Give back every record verbatim, but not the pictures.

━━━━━ Provided data ━━━━━

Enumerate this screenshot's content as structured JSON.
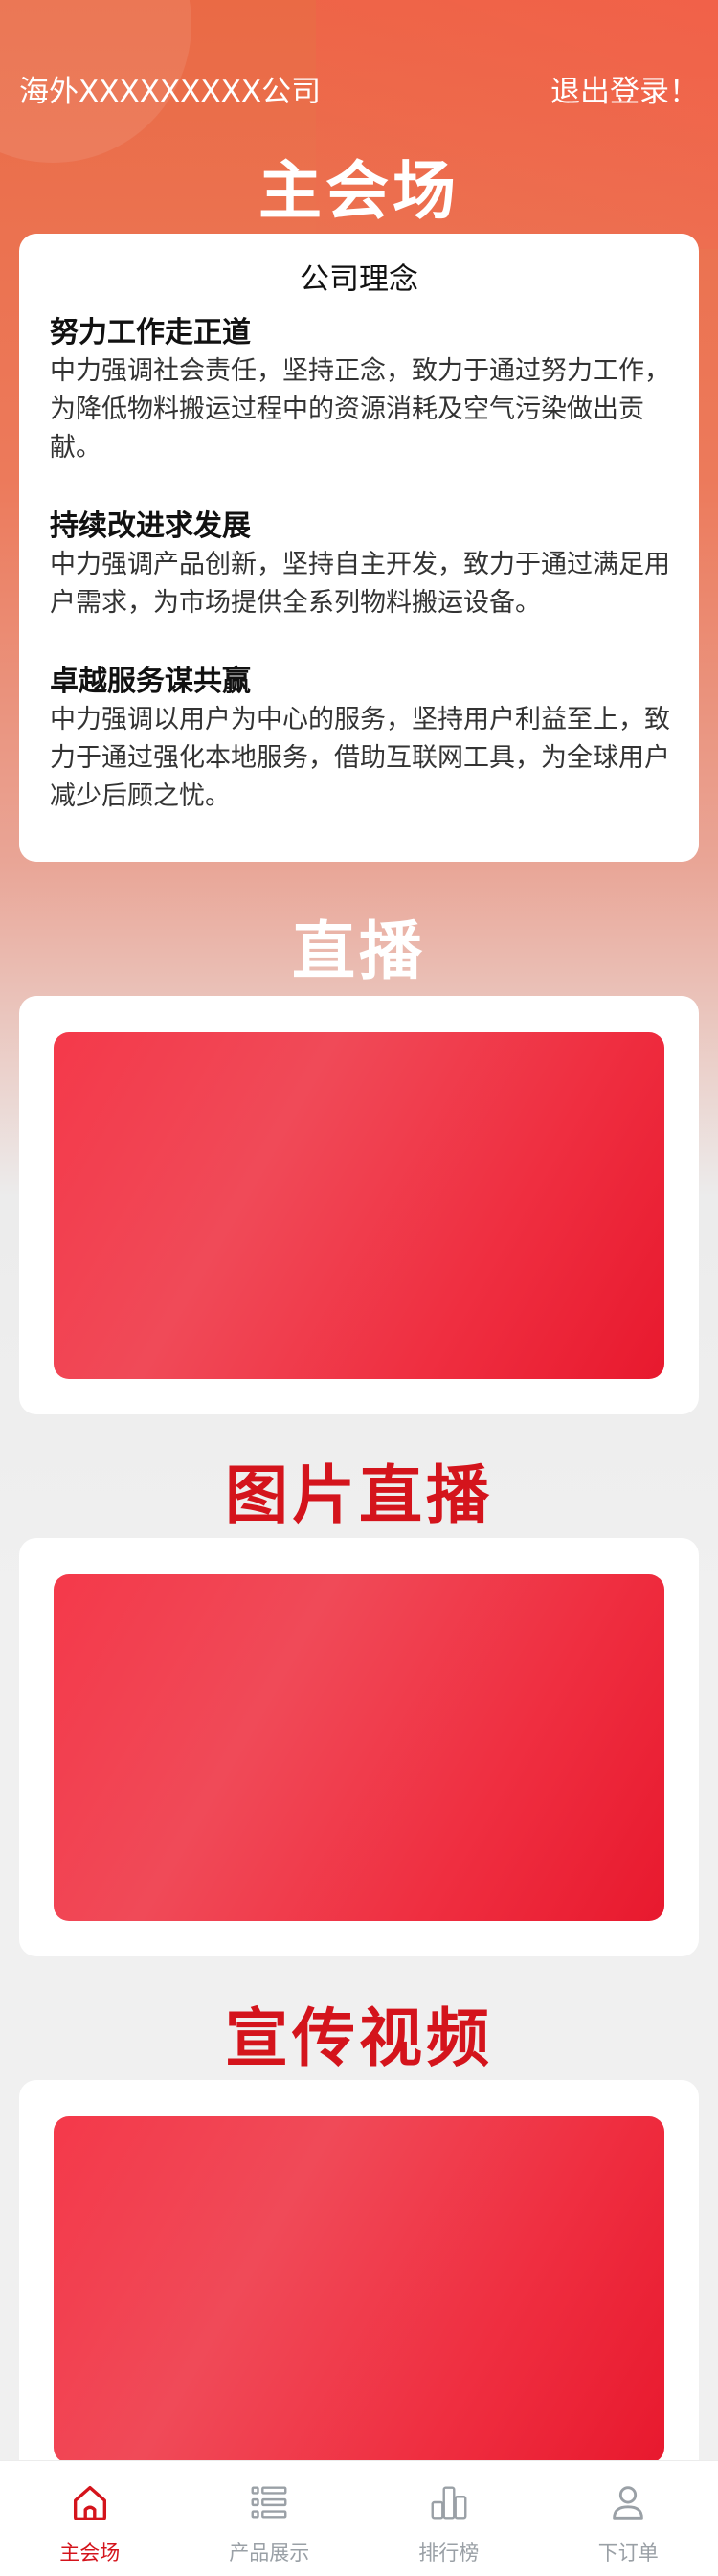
{
  "header": {
    "company": "海外XXXXXXXXX公司",
    "logout": "退出登录！"
  },
  "sections": {
    "main": "主会场",
    "live": "直播",
    "photo_live": "图片直播",
    "promo_video": "宣传视频"
  },
  "philosophy": {
    "heading": "公司理念",
    "items": [
      {
        "title": "努力工作走正道",
        "text": "中力强调社会责任，坚持正念，致力于通过努力工作，为降低物料搬运过程中的资源消耗及空气污染做出贡献。"
      },
      {
        "title": "持续改进求发展",
        "text": "中力强调产品创新，坚持自主开发，致力于通过满足用户需求，为市场提供全系列物料搬运设备。"
      },
      {
        "title": "卓越服务谋共赢",
        "text": "中力强调以用户为中心的服务，坚持用户利益至上，致力于通过强化本地服务，借助互联网工具，为全球用户减少后顾之忧。"
      }
    ]
  },
  "tabbar": {
    "tabs": [
      {
        "label": "主会场",
        "icon": "home-icon",
        "active": true
      },
      {
        "label": "产品展示",
        "icon": "list-icon",
        "active": false
      },
      {
        "label": "排行榜",
        "icon": "bar-chart-icon",
        "active": false
      },
      {
        "label": "下订单",
        "icon": "user-icon",
        "active": false
      }
    ]
  },
  "colors": {
    "accent_red": "#d4141c",
    "media_red": "#ef2e40",
    "tab_inactive": "#9aa0a6"
  }
}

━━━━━

**Finished task**
Enumerate this screenshot's content as structured JSON.
{
  "header": {
    "company": "海外XXXXXXXXX公司",
    "logout": "退出登录！"
  },
  "sections": {
    "main": "主会场",
    "live": "直播",
    "photo_live": "图片直播",
    "promo_video": "宣传视频"
  },
  "philosophy": {
    "heading": "公司理念",
    "items": [
      {
        "title": "努力工作走正道",
        "text": "中力强调社会责任，坚持正念，致力于通过努力工作，为降低物料搬运过程中的资源消耗及空气污染做出贡献。"
      },
      {
        "title": "持续改进求发展",
        "text": "中力强调产品创新，坚持自主开发，致力于通过满足用户需求，为市场提供全系列物料搬运设备。"
      },
      {
        "title": "卓越服务谋共赢",
        "text": "中力强调以用户为中心的服务，坚持用户利益至上，致力于通过强化本地服务，借助互联网工具，为全球用户减少后顾之忧。"
      }
    ]
  },
  "tabbar": {
    "tabs": [
      {
        "label": "主会场",
        "icon": "home-icon",
        "active": true
      },
      {
        "label": "产品展示",
        "icon": "list-icon",
        "active": false
      },
      {
        "label": "排行榜",
        "icon": "bar-chart-icon",
        "active": false
      },
      {
        "label": "下订单",
        "icon": "user-icon",
        "active": false
      }
    ]
  },
  "colors": {
    "accent_red": "#d4141c",
    "media_red": "#ef2e40",
    "tab_inactive": "#9aa0a6"
  }
}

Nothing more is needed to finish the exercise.